Invasive Species Compendium

Detailed coverage of invasive species threatening livelihoods and the environment worldwide

Abstract

Diversity and potassium-solubilizing activity of rhizosphere potassium-solubilizing bacteria of invasive Solidago canadensis.

Abstract

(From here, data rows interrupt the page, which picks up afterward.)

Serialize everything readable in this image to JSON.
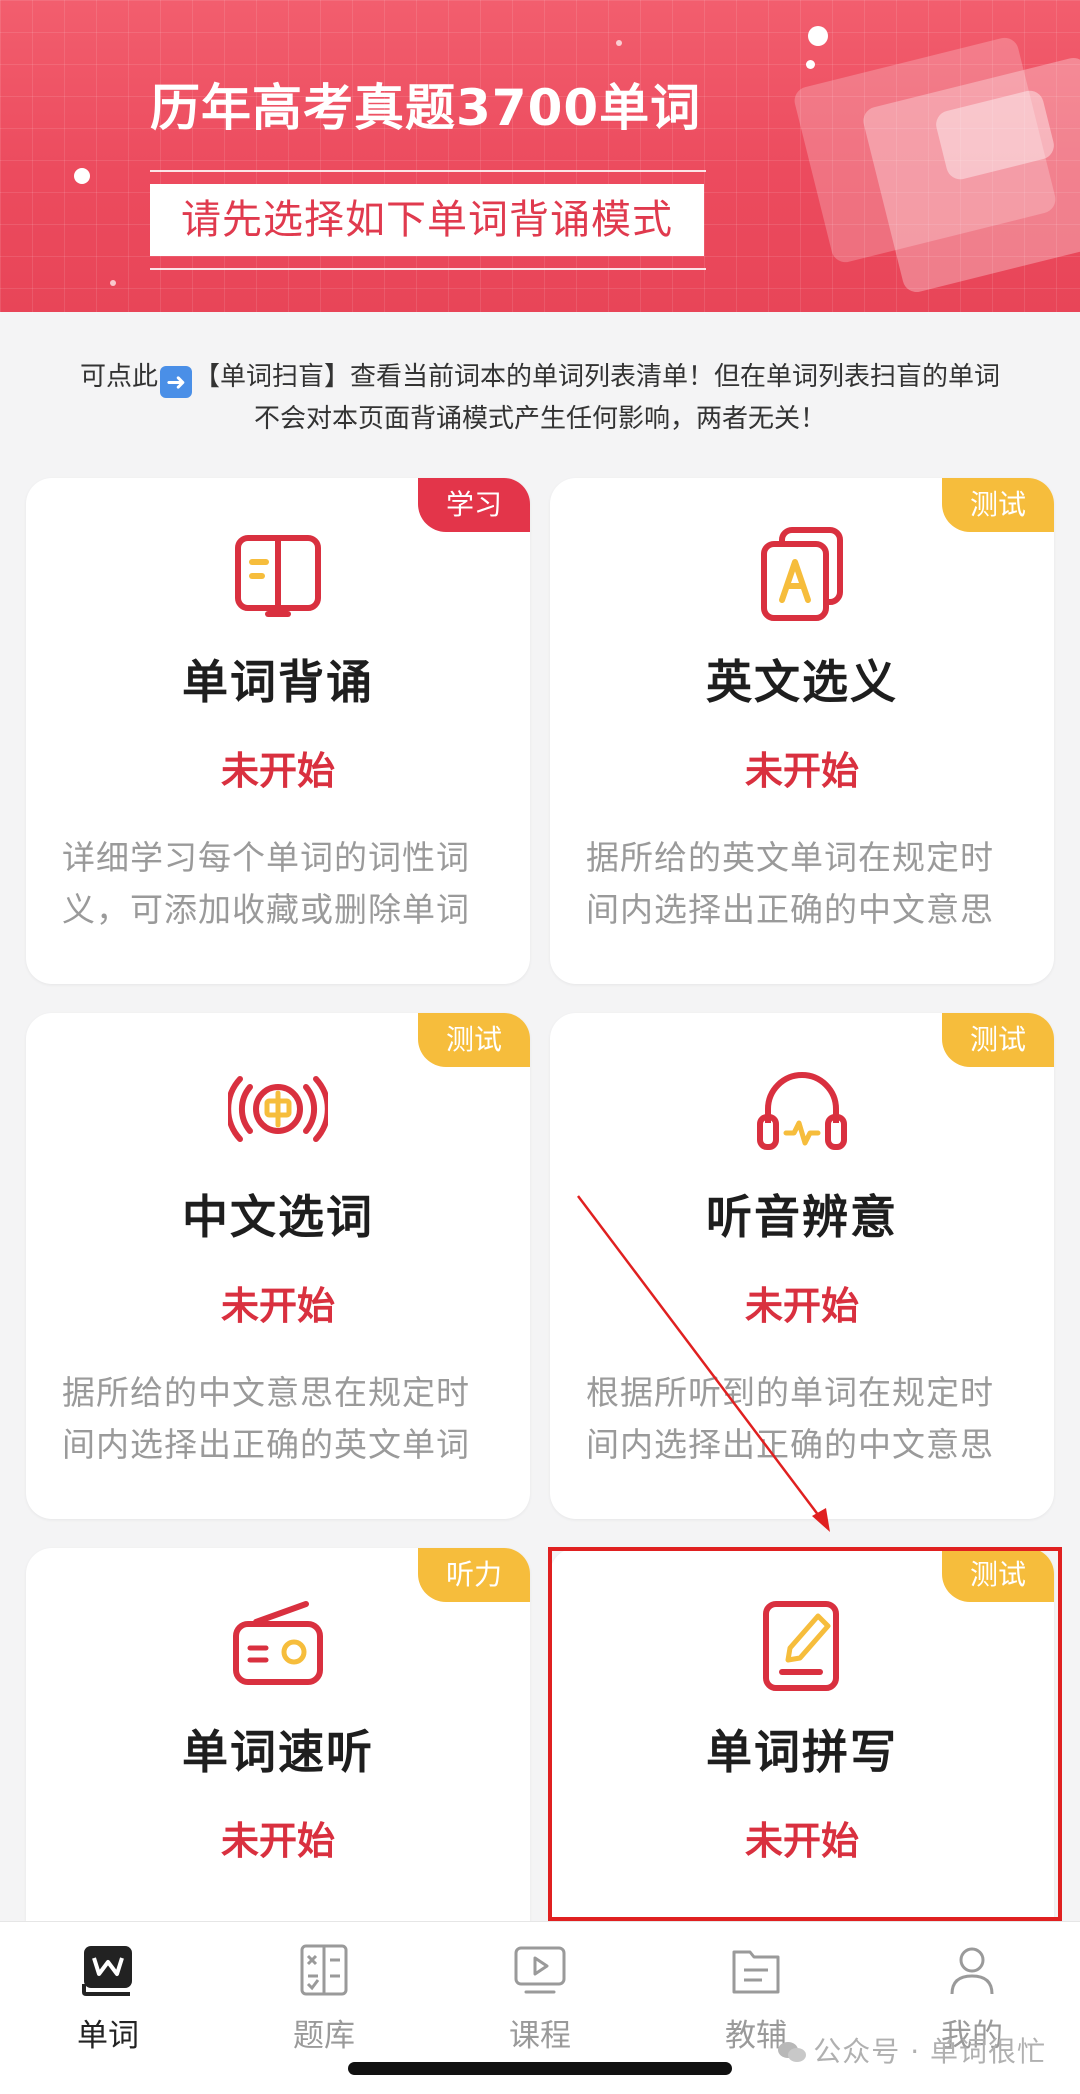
{
  "banner": {
    "title": "历年高考真题3700单词",
    "subtitle": "请先选择如下单词背诵模式"
  },
  "notice": {
    "line1_prefix": "可点此",
    "line1_suffix": "【单词扫盲】查看当前词本的单词列表清单！但在单词列表扫盲的单词",
    "line2": "不会对本页面背诵模式产生任何影响，两者无关！"
  },
  "cards": [
    {
      "tag": "学习",
      "tag_color": "#e3354a",
      "icon": "open-book-icon",
      "name": "单词背诵",
      "status": "未开始",
      "desc": "详细学习每个单词的词性词义，可添加收藏或删除单词"
    },
    {
      "tag": "测试",
      "tag_color": "#f6bd3c",
      "icon": "letter-a-cards-icon",
      "name": "英文选义",
      "status": "未开始",
      "desc": "据所给的英文单词在规定时间内选择出正确的中文意思"
    },
    {
      "tag": "测试",
      "tag_color": "#f6bd3c",
      "icon": "chinese-broadcast-icon",
      "name": "中文选词",
      "status": "未开始",
      "desc": "据所给的中文意思在规定时间内选择出正确的英文单词"
    },
    {
      "tag": "测试",
      "tag_color": "#f6bd3c",
      "icon": "headphones-icon",
      "name": "听音辨意",
      "status": "未开始",
      "desc": "根据所听到的单词在规定时间内选择出正确的中文意思"
    },
    {
      "tag": "听力",
      "tag_color": "#f6bd3c",
      "icon": "radio-icon",
      "name": "单词速听",
      "status": "未开始",
      "desc": ""
    },
    {
      "tag": "测试",
      "tag_color": "#f6bd3c",
      "icon": "edit-pencil-icon",
      "name": "单词拼写",
      "status": "未开始",
      "desc": ""
    }
  ],
  "tabbar": {
    "active": 0,
    "items": [
      {
        "label": "单词",
        "icon": "word-book-icon"
      },
      {
        "label": "题库",
        "icon": "question-bank-icon"
      },
      {
        "label": "课程",
        "icon": "video-play-icon"
      },
      {
        "label": "教辅",
        "icon": "folder-doc-icon"
      },
      {
        "label": "我的",
        "icon": "user-icon"
      }
    ]
  },
  "watermark": "公众号 · 单词很忙",
  "colors": {
    "accent_red": "#d9303f",
    "tag_yellow": "#f6bd3c",
    "tag_red": "#e3354a",
    "banner": "#ec4b5e"
  }
}
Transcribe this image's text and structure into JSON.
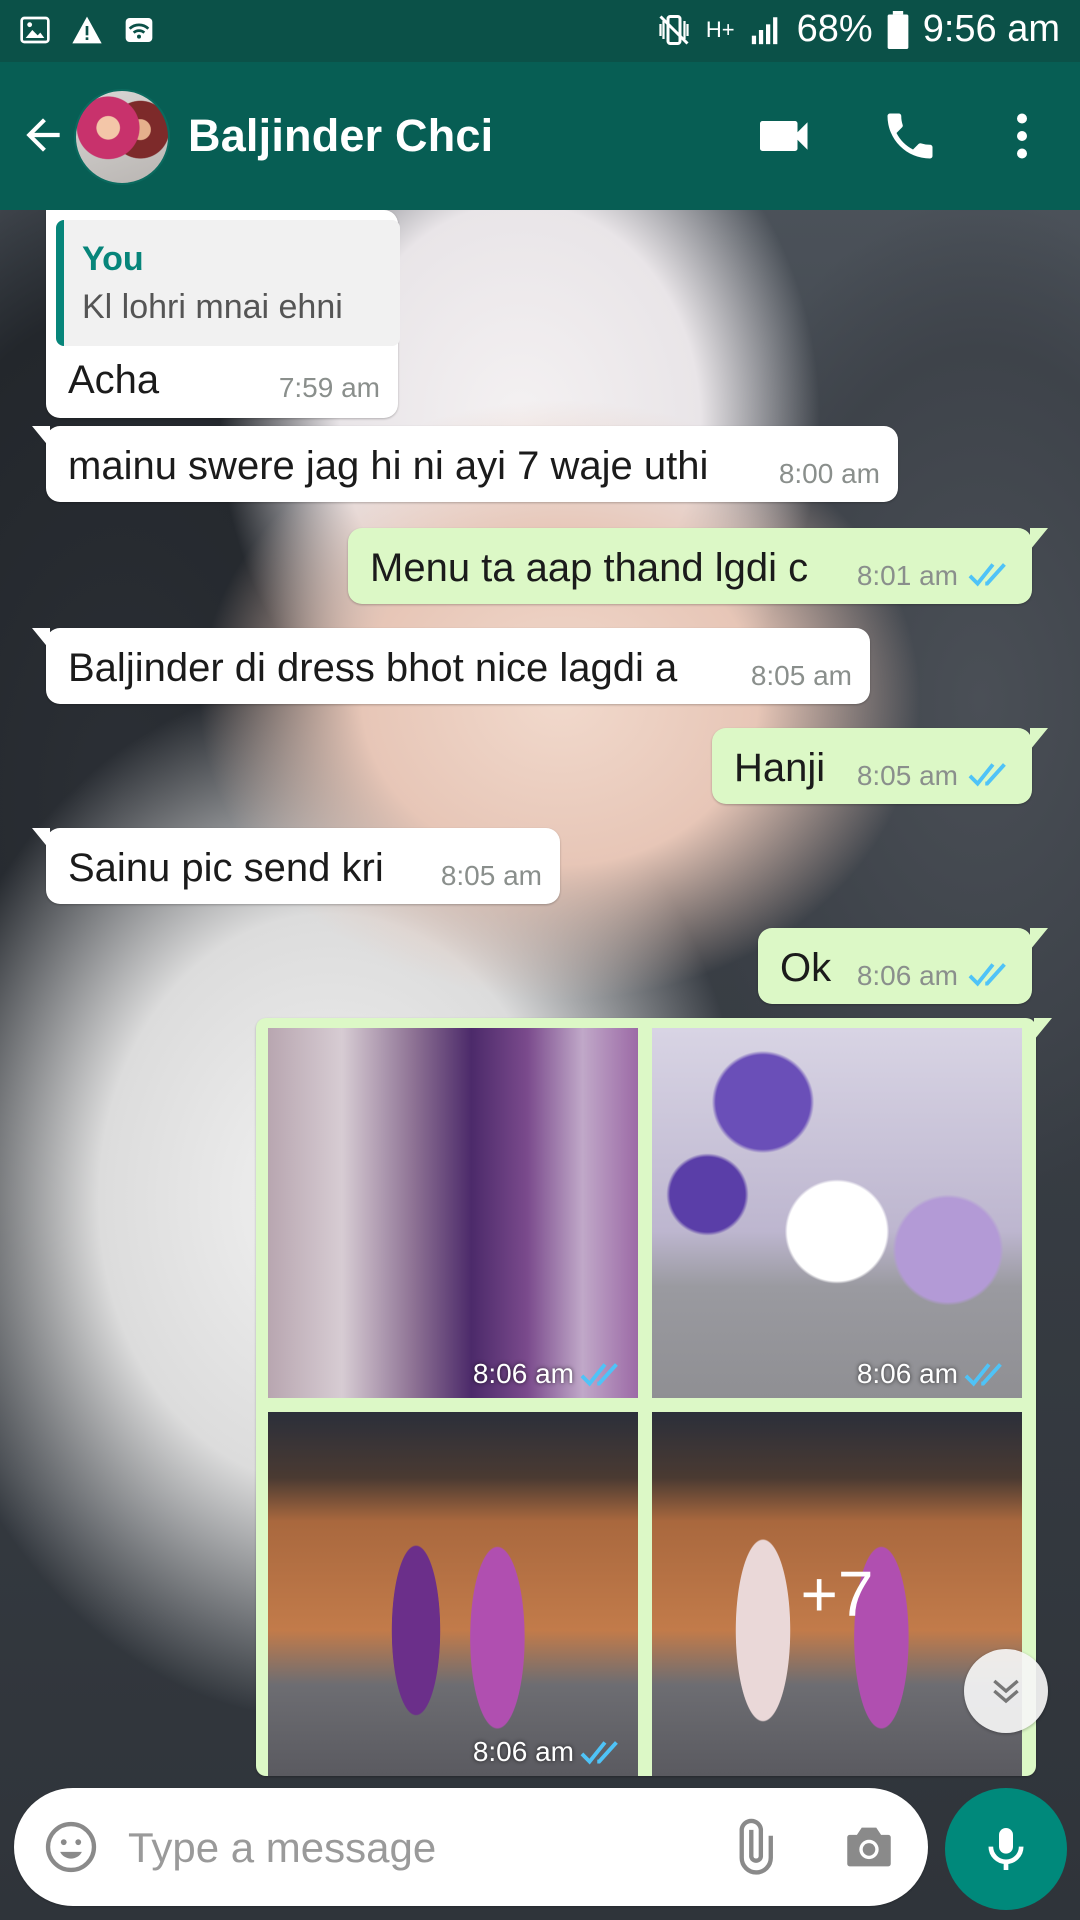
{
  "status_bar": {
    "battery": "68%",
    "network": "H+",
    "time": "9:56 am"
  },
  "header": {
    "contact_name": "Baljinder Chci"
  },
  "messages": [
    {
      "dir": "in",
      "quote_name": "You",
      "quote_text": "Kl lohri mnai ehni",
      "text": "Acha",
      "time": "7:59 am"
    },
    {
      "dir": "in",
      "text": "mainu swere jag hi ni ayi 7 waje uthi",
      "time": "8:00 am"
    },
    {
      "dir": "out",
      "text": "Menu ta aap thand lgdi c",
      "time": "8:01 am"
    },
    {
      "dir": "in",
      "text": "Baljinder di dress bhot nice lagdi a",
      "time": "8:05 am"
    },
    {
      "dir": "out",
      "text": "Hanji",
      "time": "8:05 am"
    },
    {
      "dir": "in",
      "text": "Sainu pic send kri",
      "time": "8:05 am"
    },
    {
      "dir": "out",
      "text": "Ok",
      "time": "8:06 am"
    }
  ],
  "media": {
    "photos": [
      {
        "time": "8:06 am"
      },
      {
        "time": "8:06 am"
      },
      {
        "time": "8:06 am"
      },
      {
        "more_count": "+7"
      }
    ]
  },
  "composer": {
    "placeholder": "Type a message"
  },
  "colors": {
    "header": "#075e54",
    "status_bar": "#0b5148",
    "outgoing": "#dcf8c6",
    "incoming": "#ffffff",
    "ticks": "#4fc3f7",
    "mic": "#00897b"
  }
}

Aims: Solidago canadensis, an invasive herbaceous species, has a strong capacity of potassium enrichment, that may relate to its influence on soil microbial community. Rhizosphere potassium-soluble bacteria can convert mineral potassium into soluble forms being able to be used by plants. It is not known how invasion of S. canadensis may affect diversity and potassium-solubilizing activity of the potassium-solubilizing bacteria. Methods: We compared S. canadensis and its coexisting native plant Imperata cylindrica in the reclaimed Hangzhou Bay wetland, Zhejiang Province. We compared the potassium contents of soil and the plant tissues of S. canadensis and Imperata cylindrica which coexists with the invasive species, the effect of potassium supply level on biomass accumulation of plants, and the quantity, diversity and potassium-soluble activity of the rhizosphere potassium-solubilizing bacteria. Important findings The potassium contents in stem and leaf of S. canadensis were significantly higher (1.59 and 7.33 times respectively) than that of I. cylindrica, the contents of available potassium in the 0-10 cm soil layer where the two species grew were significantly different, but not in the 10-20 cm soil layer. Potassium application experiments showed significant biomass increase in both S. canadensis and I. cylindrica, and tissue potassium concentrations as well. Potassium-dissolving medium culture results showed that the number of potassium-solubilizing bacteria of S. canadensis rhizosphere was 2.51 times higher than that of I. cylindrica. The strains with potassium-dissolving rings were identified, and the amount of released potassium was determined. Among the 15 strains of potassium-solubilizing bacteria isolated from the rhizosphere soil of S. canadensis, nine efficiently dissolved potassium, and the content of K+ in the treatment solution was 85.11%-192.54% higher than that in the control. Strain H2-20 had the strongest ability with the dissolved K+ of 10.657 mg.L-1. The potassium-solubilizing effect of rhizosphere potassium-solubilizing bacteria of S. canadensis was significantly higher than that of I. cylindrica. According to 16S rDNA identification, the 15 strains of bacteria associated with S. canadensis were of 11 genera, and 6 of them had been reported to have the potassium-solubilizing ability. Our results suggest that potassium-solubilizing bacteria in the rhizosphere of S. canadensis is abundant, and may play an important role in potassium enrichment.